Marketing often comes up as a topic of discussion at libraries since there is much room for improvement for library advocacy and marketing. I have been always a bit afraid of marketing simply because it was never in my background (in addition to the typical reaction of those who work in non-profit: “we don’t sell stuff!”). Thanks to a branding project I am assigned to, however, I had some time to think about brands and marketing for an organization. Hopefully by the time the project is completed, I will be no longer afraid of marketing.
What is fascinating about marketing is that although it can be all about a product, it does not have to be so. Let’s think about brands for example. What is an organization’s brand and what does it say? Here are some sample taglines of well-known brands.
- Apple, Think outside of a box.
- AT&T, The world’s networking company.
- DuPont, The miracles of science.
- IBM, Solutions for a small planet.
- Intel, Intel Inside.
- L’Oreal, Because I’m worth it.
- Nike, Just do it.
- Publix, Where shopping is pleasure.
- Subway, Eat fresh.
- Toyota, Get the feeling.
- VISA, It’s everywhere you want to be.
While some of these taglines mention what kind of businesses the brands are in, some don’t. Subway refers to eating (fast food business) and Publix mentions shopping (supermarket business). But can you tell from other taglines what their businesses are?
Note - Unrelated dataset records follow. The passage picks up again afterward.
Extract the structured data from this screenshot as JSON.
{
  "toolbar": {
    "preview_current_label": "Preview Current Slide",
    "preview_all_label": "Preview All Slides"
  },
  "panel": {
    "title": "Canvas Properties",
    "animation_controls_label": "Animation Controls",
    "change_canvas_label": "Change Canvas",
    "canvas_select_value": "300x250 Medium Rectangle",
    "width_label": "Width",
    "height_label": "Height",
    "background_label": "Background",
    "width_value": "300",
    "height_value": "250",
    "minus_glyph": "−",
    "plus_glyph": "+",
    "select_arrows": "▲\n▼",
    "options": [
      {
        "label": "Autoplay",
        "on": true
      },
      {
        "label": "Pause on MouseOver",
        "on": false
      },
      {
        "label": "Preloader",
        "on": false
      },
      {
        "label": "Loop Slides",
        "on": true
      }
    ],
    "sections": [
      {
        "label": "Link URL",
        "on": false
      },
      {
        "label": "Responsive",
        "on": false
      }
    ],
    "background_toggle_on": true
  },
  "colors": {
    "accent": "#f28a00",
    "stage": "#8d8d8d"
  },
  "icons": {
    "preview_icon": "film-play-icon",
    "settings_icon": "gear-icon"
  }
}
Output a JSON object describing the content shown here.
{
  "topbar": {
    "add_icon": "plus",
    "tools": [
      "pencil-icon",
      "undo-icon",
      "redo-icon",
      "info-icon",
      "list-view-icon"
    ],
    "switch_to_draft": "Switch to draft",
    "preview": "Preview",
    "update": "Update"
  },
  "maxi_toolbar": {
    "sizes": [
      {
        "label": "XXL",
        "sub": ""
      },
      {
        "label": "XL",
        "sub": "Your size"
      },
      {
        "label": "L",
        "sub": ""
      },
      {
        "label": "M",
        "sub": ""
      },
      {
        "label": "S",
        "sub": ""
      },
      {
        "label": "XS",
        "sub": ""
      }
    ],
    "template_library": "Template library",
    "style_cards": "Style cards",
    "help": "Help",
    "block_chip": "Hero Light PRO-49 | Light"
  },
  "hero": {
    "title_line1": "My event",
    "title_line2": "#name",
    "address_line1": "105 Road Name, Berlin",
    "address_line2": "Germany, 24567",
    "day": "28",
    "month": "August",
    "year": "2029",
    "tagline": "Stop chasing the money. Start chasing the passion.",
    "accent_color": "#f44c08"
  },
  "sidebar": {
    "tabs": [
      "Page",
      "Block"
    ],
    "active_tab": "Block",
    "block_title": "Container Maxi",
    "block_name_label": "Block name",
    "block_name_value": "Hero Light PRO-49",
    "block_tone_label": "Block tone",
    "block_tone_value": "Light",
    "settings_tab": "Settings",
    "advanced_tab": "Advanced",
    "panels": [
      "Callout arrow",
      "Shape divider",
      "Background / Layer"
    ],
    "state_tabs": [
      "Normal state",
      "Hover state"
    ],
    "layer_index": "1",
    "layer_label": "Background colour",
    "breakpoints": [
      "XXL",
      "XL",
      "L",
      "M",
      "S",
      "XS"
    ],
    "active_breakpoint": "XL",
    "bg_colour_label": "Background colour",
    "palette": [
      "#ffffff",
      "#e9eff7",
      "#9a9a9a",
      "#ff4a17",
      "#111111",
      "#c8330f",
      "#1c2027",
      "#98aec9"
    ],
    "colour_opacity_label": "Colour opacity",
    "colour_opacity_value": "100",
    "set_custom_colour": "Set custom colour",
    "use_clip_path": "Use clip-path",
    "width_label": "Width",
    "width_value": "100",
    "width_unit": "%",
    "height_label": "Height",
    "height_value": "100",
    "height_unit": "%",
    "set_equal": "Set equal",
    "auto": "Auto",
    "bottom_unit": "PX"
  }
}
These taglines range from indirectly emphasizing the well-known product (Intel, Visa) to something that conveys a sense of the organization/company’s culture or direction (Apple), something that the organization/company aims at achieving (AT&T, DuPont, IBM ), and an attempt to create an aura of their products (Nike, L’Oreal, Toyota).
Also to be noted is that some of these taglines directly address some of the negative perceptions in their trades. For example, by their taglines – “Eat Fresh” and “Where shopping is a pleasure”, Subway is trying to change the public’s perception that fast food is not made with fresh ingredients and Publix is trying to make people feel that shopping can be more than just a chore.
So, what would you do if you are to come up with a tagline for a library? Emphasize its well-known product, service, benefit? Or something that refers to its mission or invokes a certain aura or allure of the library? What weakness of its perception would you address and how?
A brand, a logo, a tagline, all aim at both selling certain experience to those who haven’t had it yet and strengthening it to those who already had the experience. The experience may include some tangible products but may be about something intangible such as an environment, a culture, or certain vibes. The latter are just as marketable as the former.
A brand, a logo, a tagline can also align with an organization/company’s direction/goal. By calling itself the world’s networking company for example, AT&T takes up the challenge of becoming one.
Does your library have a brand and/or a tagline? Maybe it’s time to have one.